This brings us back around to my original question as to how an Ancient mind might interpret a Randomized Control Trial. I probably have asked the wrong question. Statistics is a game of logic, and the Ancients were extremely competent logicians. But the predictive value of logic is minimal in a world governed by confounders. And the ancient mind simply could not divorce itself from the empirical world. What is relevant for us, however, is that, as among the great religions that followed, there existed among these creators of the written record the need to record and transmit their accumulated knowledge for future generations. To put this in perspective, for nearly five thousand years science had advanced human understanding by relying on speculative thought as applied to the ‘natural’ world. For about twenty some odd years now, science has relied on statistical analysis as applied to a ‘controlled’ world. As a once and future student of the humanities, I wish only to point out that our knowledge has remained unbroken over these millennia, such that a 21st century physician should have little difficulty in overstepping his or her own historical bounds. The world, after all, is still a confounding place.
Elliott B. Martin, Jr. is a first-year resident in Psychiatry at the University of Connecticut Health Center. He also has a Master’s degree in Near Eastern Languages and Cultures (NELC) from UCLA, and is formally advanced to doctoral candidacy.

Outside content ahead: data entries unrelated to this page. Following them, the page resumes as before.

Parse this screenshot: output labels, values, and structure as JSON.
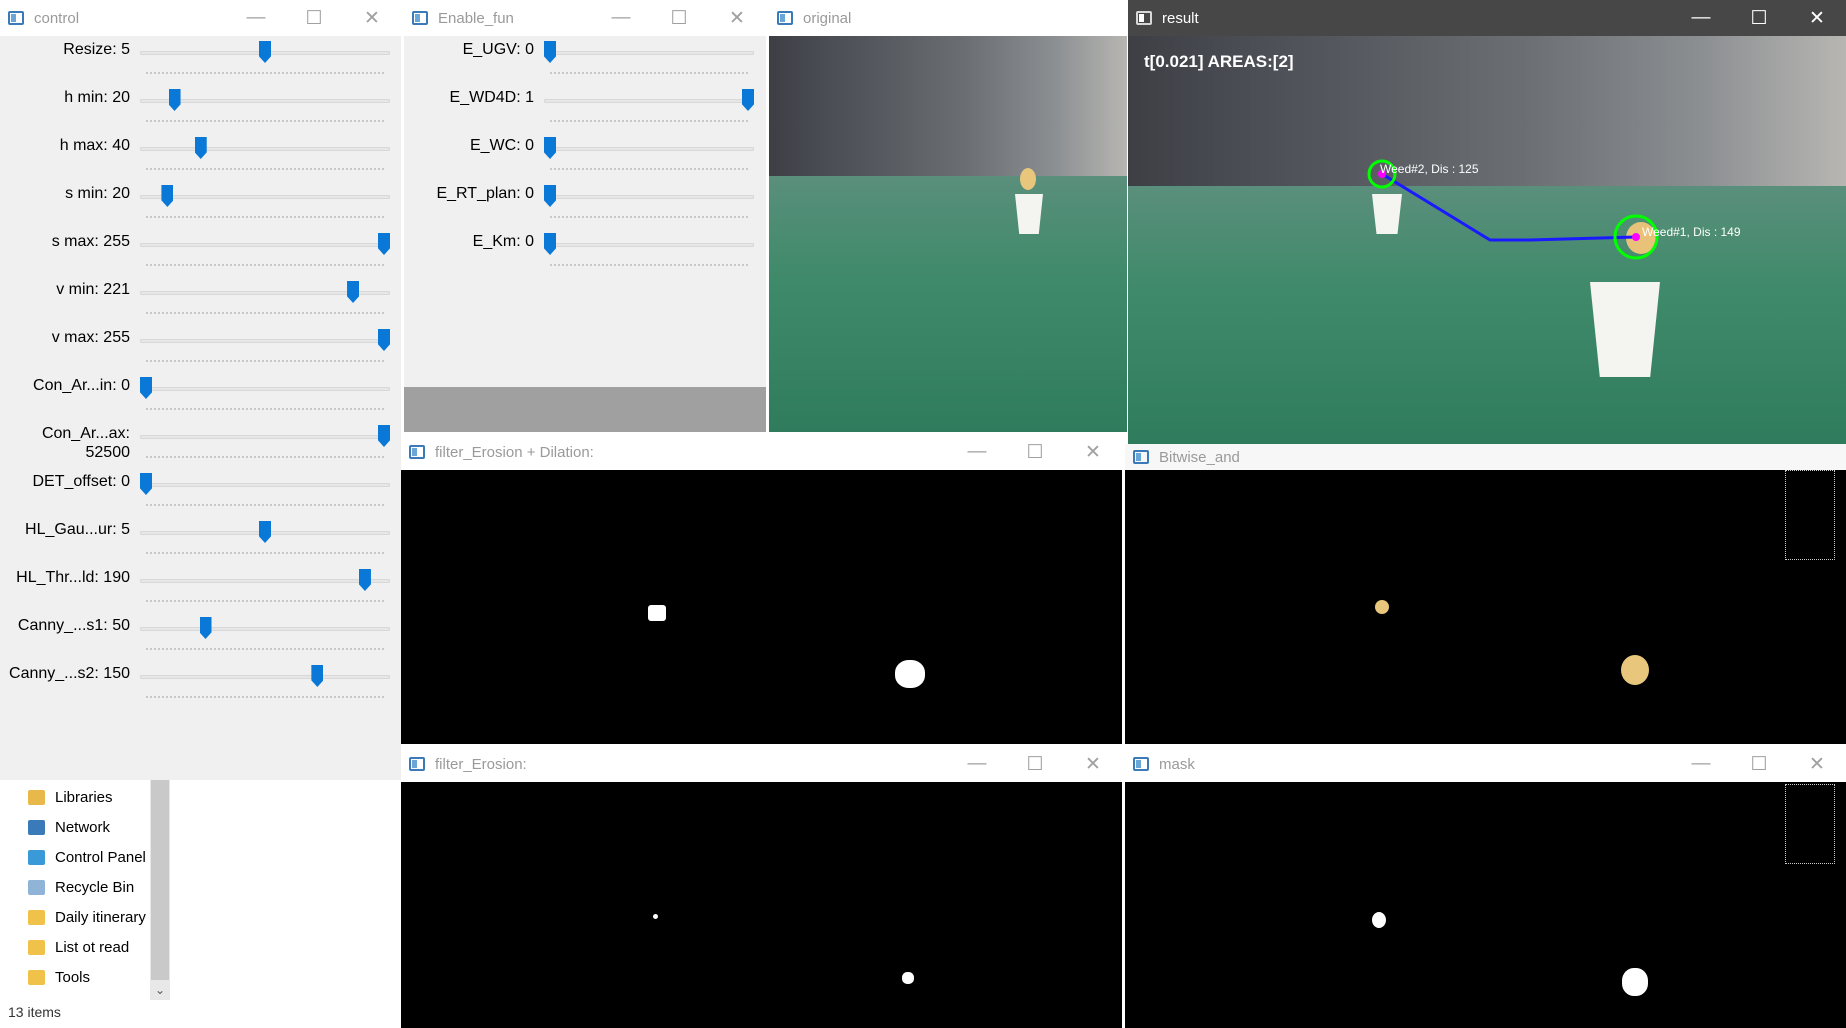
{
  "control": {
    "title": "control",
    "trackbars": [
      {
        "label": "Resize: 5",
        "pos": 0.5
      },
      {
        "label": "h min: 20",
        "pos": 0.12
      },
      {
        "label": "h max: 40",
        "pos": 0.23
      },
      {
        "label": "s min: 20",
        "pos": 0.09
      },
      {
        "label": "s max: 255",
        "pos": 1.0
      },
      {
        "label": "v min: 221",
        "pos": 0.87
      },
      {
        "label": "v max: 255",
        "pos": 1.0
      },
      {
        "label": "Con_Ar...in: 0",
        "pos": 0.0
      },
      {
        "label": "Con_Ar...ax: 52500",
        "pos": 1.0
      },
      {
        "label": "DET_offset: 0",
        "pos": 0.0
      },
      {
        "label": "HL_Gau...ur: 5",
        "pos": 0.5
      },
      {
        "label": "HL_Thr...ld: 190",
        "pos": 0.92
      },
      {
        "label": "Canny_...s1: 50",
        "pos": 0.25
      },
      {
        "label": "Canny_...s2: 150",
        "pos": 0.72
      }
    ]
  },
  "enable": {
    "title": "Enable_fun",
    "trackbars": [
      {
        "label": "E_UGV: 0",
        "pos": 0.0
      },
      {
        "label": "E_WD4D: 1",
        "pos": 1.0
      },
      {
        "label": "E_WC: 0",
        "pos": 0.0
      },
      {
        "label": "E_RT_plan: 0",
        "pos": 0.0
      },
      {
        "label": "E_Km: 0",
        "pos": 0.0
      }
    ]
  },
  "original": {
    "title": "original"
  },
  "result": {
    "title": "result",
    "overlay_text": "t[0.021] AREAS:[2]",
    "weed2_label": "Weed#2, Dis : 125",
    "weed1_label": "Weed#1, Dis : 149"
  },
  "erosion_dilation": {
    "title": "filter_Erosion + Dilation:"
  },
  "bitwise": {
    "title": "Bitwise_and"
  },
  "erosion": {
    "title": "filter_Erosion:"
  },
  "mask": {
    "title": "mask"
  },
  "explorer": {
    "items": [
      {
        "label": "Libraries",
        "icon": "libraries-icon"
      },
      {
        "label": "Network",
        "icon": "network-icon"
      },
      {
        "label": "Control Panel",
        "icon": "control-panel-icon"
      },
      {
        "label": "Recycle Bin",
        "icon": "recycle-bin-icon"
      },
      {
        "label": "Daily itinerary",
        "icon": "folder-icon"
      },
      {
        "label": "List ot read",
        "icon": "folder-icon"
      },
      {
        "label": "Tools",
        "icon": "folder-icon"
      }
    ],
    "status": "13 items"
  },
  "window_buttons": {
    "minimize": "—",
    "maximize": "☐",
    "close": "✕"
  },
  "colors": {
    "accent": "#0a78d7",
    "path_line": "#1a1aff",
    "circle": "#00ff00",
    "center_dot": "#ff00ff"
  }
}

A former instructor in both Classics and NELC, and a former secondary school teacher, medicine is a second career for Dr. Martin. He can be reached at: firstname.lastname@example.org.